* Supplied information:
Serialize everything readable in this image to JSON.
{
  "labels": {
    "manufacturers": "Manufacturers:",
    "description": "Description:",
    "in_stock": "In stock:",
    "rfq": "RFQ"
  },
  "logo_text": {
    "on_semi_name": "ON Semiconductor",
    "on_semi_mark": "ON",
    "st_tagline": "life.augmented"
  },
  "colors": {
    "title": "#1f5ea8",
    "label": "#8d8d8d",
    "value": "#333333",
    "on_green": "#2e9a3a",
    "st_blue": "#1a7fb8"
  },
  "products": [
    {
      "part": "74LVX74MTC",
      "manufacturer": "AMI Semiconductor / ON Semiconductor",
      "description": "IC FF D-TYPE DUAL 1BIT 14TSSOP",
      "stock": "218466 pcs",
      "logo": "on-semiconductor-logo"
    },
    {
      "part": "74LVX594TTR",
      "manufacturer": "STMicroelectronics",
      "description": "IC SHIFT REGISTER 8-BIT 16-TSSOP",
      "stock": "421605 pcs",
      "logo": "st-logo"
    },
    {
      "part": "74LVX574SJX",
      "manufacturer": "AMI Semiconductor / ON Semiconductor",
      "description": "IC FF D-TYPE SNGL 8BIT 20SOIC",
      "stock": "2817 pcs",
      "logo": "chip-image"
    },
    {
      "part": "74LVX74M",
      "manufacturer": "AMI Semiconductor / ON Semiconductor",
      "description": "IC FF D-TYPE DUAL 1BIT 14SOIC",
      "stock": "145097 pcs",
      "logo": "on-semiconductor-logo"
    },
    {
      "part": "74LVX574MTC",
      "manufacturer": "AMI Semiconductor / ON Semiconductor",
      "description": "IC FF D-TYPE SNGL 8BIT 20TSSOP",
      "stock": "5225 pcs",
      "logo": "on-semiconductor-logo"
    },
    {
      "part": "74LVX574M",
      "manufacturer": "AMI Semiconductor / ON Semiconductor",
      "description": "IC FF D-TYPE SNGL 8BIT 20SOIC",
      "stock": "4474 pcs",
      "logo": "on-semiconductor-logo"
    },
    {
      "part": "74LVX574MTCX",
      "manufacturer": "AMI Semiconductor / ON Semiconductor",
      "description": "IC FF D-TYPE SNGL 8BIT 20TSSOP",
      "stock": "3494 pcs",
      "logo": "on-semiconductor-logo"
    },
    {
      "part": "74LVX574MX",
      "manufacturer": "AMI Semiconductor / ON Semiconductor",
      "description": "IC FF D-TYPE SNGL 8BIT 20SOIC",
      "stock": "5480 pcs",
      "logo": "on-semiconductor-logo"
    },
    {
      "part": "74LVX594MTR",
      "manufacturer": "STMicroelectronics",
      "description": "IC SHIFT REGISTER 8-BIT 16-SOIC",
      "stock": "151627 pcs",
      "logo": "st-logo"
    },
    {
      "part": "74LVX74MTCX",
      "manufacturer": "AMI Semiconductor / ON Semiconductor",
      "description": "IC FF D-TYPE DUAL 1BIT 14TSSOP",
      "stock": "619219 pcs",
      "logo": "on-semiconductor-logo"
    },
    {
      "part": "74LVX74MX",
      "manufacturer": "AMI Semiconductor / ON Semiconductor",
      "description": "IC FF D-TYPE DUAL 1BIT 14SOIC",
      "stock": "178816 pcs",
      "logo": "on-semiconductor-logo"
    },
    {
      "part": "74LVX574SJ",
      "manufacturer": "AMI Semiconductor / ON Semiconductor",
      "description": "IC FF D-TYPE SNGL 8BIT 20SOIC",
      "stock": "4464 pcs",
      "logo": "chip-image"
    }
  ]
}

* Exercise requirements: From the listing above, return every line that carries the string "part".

* Finished exercise:
      "part": "74LVX74MTC",
      "part": "74LVX594TTR",
      "part": "74LVX574SJX",
      "part": "74LVX74M",
      "part": "74LVX574MTC",
      "part": "74LVX574M",
      "part": "74LVX574MTCX",
      "part": "74LVX574MX",
      "part": "74LVX594MTR",
      "part": "74LVX74MTCX",
      "part": "74LVX74MX",
      "part": "74LVX574SJ",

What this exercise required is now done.